Plants respond to their outside environment much more than people usually think. Day to day they can modulate a variety of variables from their leaf shape to the angle at which their stem is bent. Over the course of the year however much more is modulated, changing enough about the behavior of the plant to distinguish a discrete "Growing Season" during spring and summer and relative hibernation in the other half of the year. These changes are controlled by a variety of signals, but a paper published in Nature describes the significant effect that increasing CO2 levels have on the growing season.

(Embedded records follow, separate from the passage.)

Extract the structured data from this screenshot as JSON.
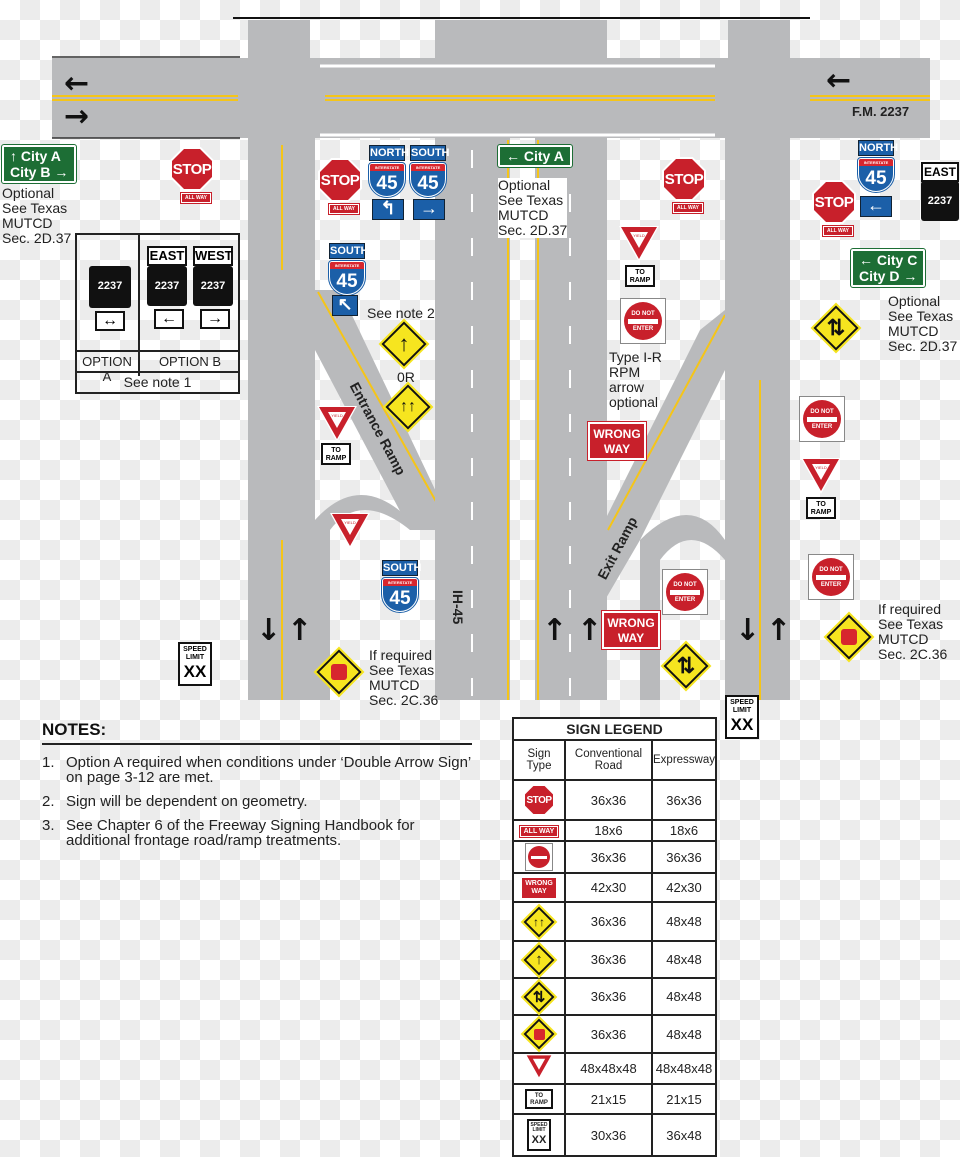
{
  "road": {
    "crossroad": "F.M. 2237",
    "freeway": "IH-45",
    "entrance_ramp": "Entrance Ramp",
    "exit_ramp": "Exit Ramp"
  },
  "guide_signs": {
    "left": {
      "line1": "↑ City A",
      "line2": "City B →"
    },
    "center": {
      "line1": "← City A"
    },
    "right": {
      "line1": "← City C",
      "line2": "City D →"
    }
  },
  "annotations": {
    "optional_left": "Optional\nSee Texas\nMUTCD\nSec. 2D.37",
    "optional_center": "Optional\nSee Texas\nMUTCD\nSec. 2D.37",
    "optional_right": "Optional\nSee Texas\nMUTCD\nSec. 2D.37",
    "see_note_2": "See note 2",
    "or": "0R",
    "rpm": "Type I-R\nRPM\narrow\noptional",
    "if_required_left": "If required\nSee Texas\nMUTCD\nSec. 2C.36",
    "if_required_right": "If required\nSee Texas\nMUTCD\nSec. 2C.36"
  },
  "signs": {
    "stop": "STOP",
    "all_way": "ALL WAY",
    "north": "NORTH",
    "south": "SOUTH",
    "east": "EAST",
    "west": "WEST",
    "interstate": "INTERSTATE",
    "route": "45",
    "yield": "YIELD",
    "to": "TO",
    "ramp": "RAMP",
    "do_not": "DO NOT",
    "enter": "ENTER",
    "wrong": "WRONG",
    "way": "WAY",
    "speed": "SPEED",
    "limit": "LIMIT",
    "xx": "XX",
    "farm": "FARM",
    "road_word": "ROAD",
    "fm_number": "2237"
  },
  "options": {
    "a": "OPTION A",
    "b": "OPTION B",
    "note": "See note 1"
  },
  "notes": {
    "title": "NOTES:",
    "items": [
      {
        "num": "1.",
        "text": " Option A required when conditions under ‘Double Arrow Sign’ on page 3-12 are met."
      },
      {
        "num": "2.",
        "text": "Sign will be dependent on geometry."
      },
      {
        "num": "3.",
        "text": "See Chapter 6 of the Freeway Signing Handbook for additional frontage road/ramp treatments."
      }
    ]
  },
  "legend": {
    "title": "SIGN LEGEND",
    "headers": [
      "Sign Type",
      "Conventional Road",
      "Expressway"
    ],
    "rows": [
      {
        "sign": "stop-sign",
        "conventional": "36x36",
        "expressway": "36x36"
      },
      {
        "sign": "all-way-plate",
        "conventional": "18x6",
        "expressway": "18x6"
      },
      {
        "sign": "do-not-enter-sign",
        "conventional": "36x36",
        "expressway": "36x36"
      },
      {
        "sign": "wrong-way-sign",
        "conventional": "42x30",
        "expressway": "42x30"
      },
      {
        "sign": "lane-ends-merge-sign",
        "conventional": "36x36",
        "expressway": "48x48"
      },
      {
        "sign": "merge-sign",
        "conventional": "36x36",
        "expressway": "48x48"
      },
      {
        "sign": "two-way-traffic-sign",
        "conventional": "36x36",
        "expressway": "48x48"
      },
      {
        "sign": "stop-ahead-sign",
        "conventional": "36x36",
        "expressway": "48x48"
      },
      {
        "sign": "yield-sign",
        "conventional": "48x48x48",
        "expressway": "48x48x48"
      },
      {
        "sign": "to-ramp-plate",
        "conventional": "21x15",
        "expressway": "21x15"
      },
      {
        "sign": "speed-limit-sign",
        "conventional": "30x36",
        "expressway": "36x48"
      }
    ]
  },
  "colors": {
    "road": "#b9babc",
    "centerline": "#f5c518",
    "guide": "#1d6e35",
    "regulatory": "#c8202b",
    "warning": "#f6e51f",
    "interstate": "#1b5fa8"
  }
}
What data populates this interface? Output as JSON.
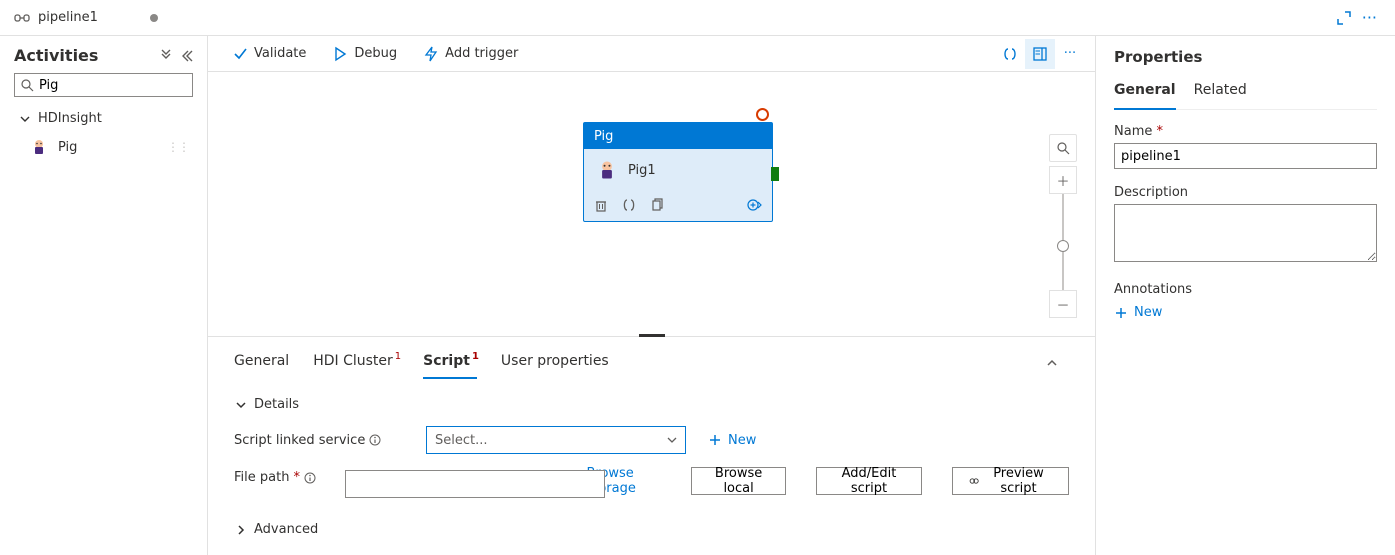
{
  "tab": {
    "title": "pipeline1"
  },
  "expand_icon": "expand",
  "sidebar": {
    "title": "Activities",
    "search_value": "Pig",
    "group_label": "HDInsight",
    "item_label": "Pig"
  },
  "toolbar": {
    "validate": "Validate",
    "debug": "Debug",
    "add_trigger": "Add trigger"
  },
  "node": {
    "type_label": "Pig",
    "name": "Pig1"
  },
  "bottom_tabs": {
    "general": "General",
    "hdi": "HDI Cluster",
    "hdi_sup": "1",
    "script": "Script",
    "script_sup": "1",
    "user_props": "User properties"
  },
  "details": {
    "header": "Details",
    "linked_label": "Script linked service",
    "select_placeholder": "Select...",
    "new_btn": "New",
    "filepath_label": "File path",
    "browse_storage": "Browse storage",
    "browse_local": "Browse local",
    "add_edit": "Add/Edit script",
    "preview": "Preview script",
    "advanced": "Advanced"
  },
  "props": {
    "title": "Properties",
    "tab_general": "General",
    "tab_related": "Related",
    "name_label": "Name",
    "name_value": "pipeline1",
    "desc_label": "Description",
    "ann_label": "Annotations",
    "ann_new": "New"
  }
}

Elevated CO2 levels have been attributed with a slight lengthening of the growing season already, and the experiment detailed in this paper hopes to determine what the growing season will look like in the future. Since a lot of water is lost by plants during CO2 uptake, increased CO2 concentrations allow the plants to lose less water per unit of CO2 taken in. Desiccation is a major threat to plants, so they will be more effective at growing as well as growing for longer. In plots of plants with raised CO2 levels, growing season was lengthened by 6.2 days. However, growing season is controlled by more than CO2 levels. The other main factor is temperature, and when the experimenters changed this as well the plot growing season lengthened by 14.2 days. Since temperatures are poised to rise as well as CO2 levels, this is an important metric.

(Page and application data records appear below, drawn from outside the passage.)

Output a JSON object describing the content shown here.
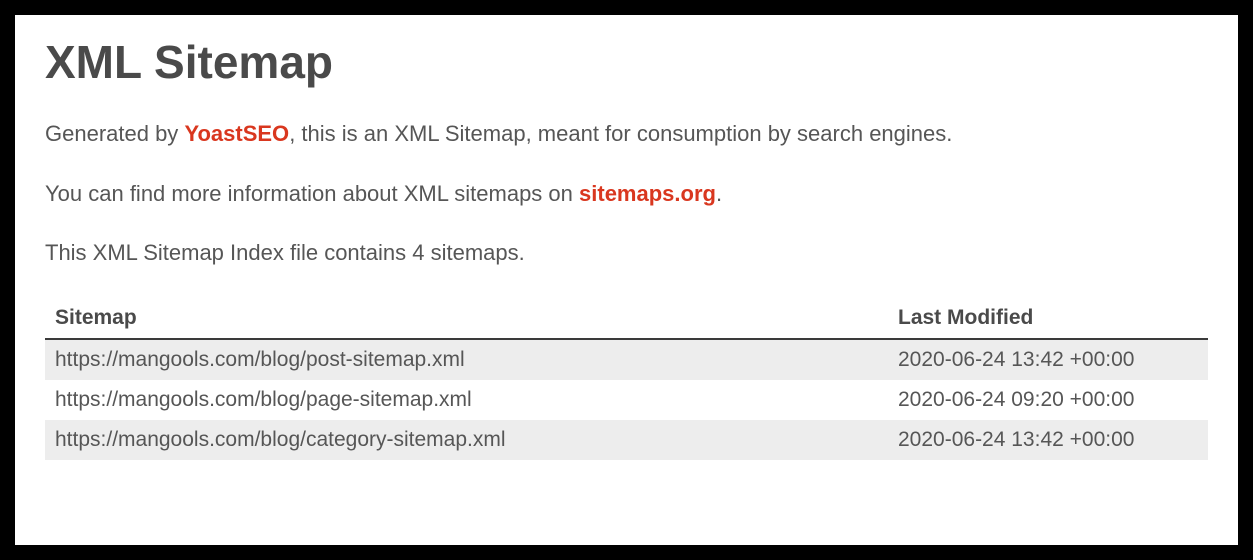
{
  "title": "XML Sitemap",
  "intro": {
    "p1_a": "Generated by ",
    "p1_link": "YoastSEO",
    "p1_b": ", this is an XML Sitemap, meant for consumption by search engines.",
    "p2_a": "You can find more information about XML sitemaps on ",
    "p2_link": "sitemaps.org",
    "p2_b": ".",
    "p3": "This XML Sitemap Index file contains 4 sitemaps."
  },
  "table": {
    "headers": {
      "sitemap": "Sitemap",
      "last_modified": "Last Modified"
    },
    "rows": [
      {
        "sitemap": "https://mangools.com/blog/post-sitemap.xml",
        "last_modified": "2020-06-24 13:42 +00:00"
      },
      {
        "sitemap": "https://mangools.com/blog/page-sitemap.xml",
        "last_modified": "2020-06-24 09:20 +00:00"
      },
      {
        "sitemap": "https://mangools.com/blog/category-sitemap.xml",
        "last_modified": "2020-06-24 13:42 +00:00"
      }
    ]
  }
}
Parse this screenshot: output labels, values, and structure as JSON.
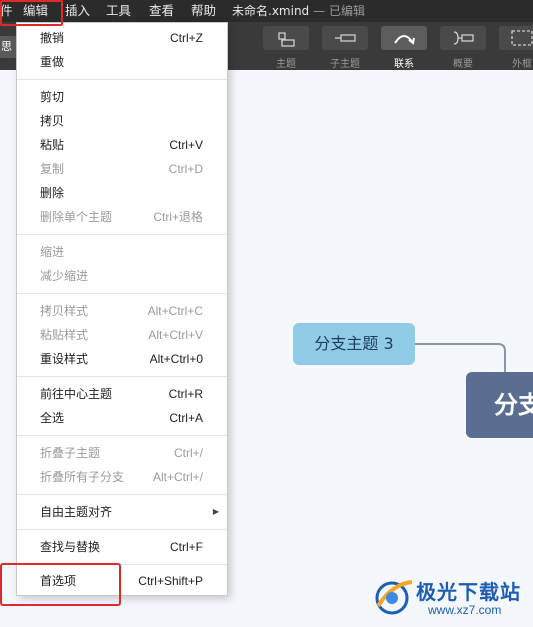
{
  "menubar": {
    "items": [
      "件",
      "编辑",
      "插入",
      "工具",
      "查看",
      "帮助"
    ],
    "doc_name": "未命名.xmind",
    "doc_status": "— 已编辑"
  },
  "toolbar": {
    "left_tab": "思维",
    "buttons": [
      {
        "label": "主题",
        "icon": "topic-icon",
        "active": false
      },
      {
        "label": "子主题",
        "icon": "subtopic-icon",
        "active": false
      },
      {
        "label": "联系",
        "icon": "relationship-icon",
        "active": true
      },
      {
        "label": "概要",
        "icon": "summary-icon",
        "active": false
      },
      {
        "label": "外框",
        "icon": "boundary-icon",
        "active": false
      }
    ]
  },
  "edit_menu": {
    "items": [
      {
        "label": "撤销",
        "shortcut": "Ctrl+Z",
        "disabled": false
      },
      {
        "label": "重做",
        "shortcut": "",
        "disabled": false
      },
      {
        "label": "剪切",
        "shortcut": "",
        "disabled": false
      },
      {
        "label": "拷贝",
        "shortcut": "",
        "disabled": false
      },
      {
        "label": "粘贴",
        "shortcut": "Ctrl+V",
        "disabled": false
      },
      {
        "label": "复制",
        "shortcut": "Ctrl+D",
        "disabled": true
      },
      {
        "label": "删除",
        "shortcut": "",
        "disabled": false
      },
      {
        "label": "删除单个主题",
        "shortcut": "Ctrl+退格",
        "disabled": true
      },
      {
        "label": "缩进",
        "shortcut": "",
        "disabled": true
      },
      {
        "label": "减少缩进",
        "shortcut": "",
        "disabled": true
      },
      {
        "label": "拷贝样式",
        "shortcut": "Alt+Ctrl+C",
        "disabled": true
      },
      {
        "label": "粘贴样式",
        "shortcut": "Alt+Ctrl+V",
        "disabled": true
      },
      {
        "label": "重设样式",
        "shortcut": "Alt+Ctrl+0",
        "disabled": false
      },
      {
        "label": "前往中心主题",
        "shortcut": "Ctrl+R",
        "disabled": false
      },
      {
        "label": "全选",
        "shortcut": "Ctrl+A",
        "disabled": false
      },
      {
        "label": "折叠子主题",
        "shortcut": "Ctrl+/",
        "disabled": true
      },
      {
        "label": "折叠所有子分支",
        "shortcut": "Alt+Ctrl+/",
        "disabled": true
      },
      {
        "label": "自由主题对齐",
        "shortcut": "",
        "disabled": false,
        "submenu": true
      },
      {
        "label": "查找与替换",
        "shortcut": "Ctrl+F",
        "disabled": false
      },
      {
        "label": "首选项",
        "shortcut": "Ctrl+Shift+P",
        "disabled": false
      }
    ]
  },
  "canvas": {
    "branch_topic": "分支主题 3",
    "central_topic": "分支"
  },
  "watermark": {
    "title": "极光下载站",
    "url": "www.xz7.com"
  },
  "colors": {
    "highlight": "#e02a2a",
    "branch_topic": "#8fcbe6",
    "central_topic": "#5a6e92",
    "watermark": "#1d5db4"
  }
}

While increased growing season may sound like a good thing at first, it can have very disruptive effects on the distribution and biodiversity of an area. In areas where freezing resistance is important, disruption of growing season can mean plants stay vulnerable for too long and end up taking freezing damage. Drastic changes in competitive advantage mean some plants will outcompete others quickly, decreasing biodiversity and increasing ecosystem fragility later.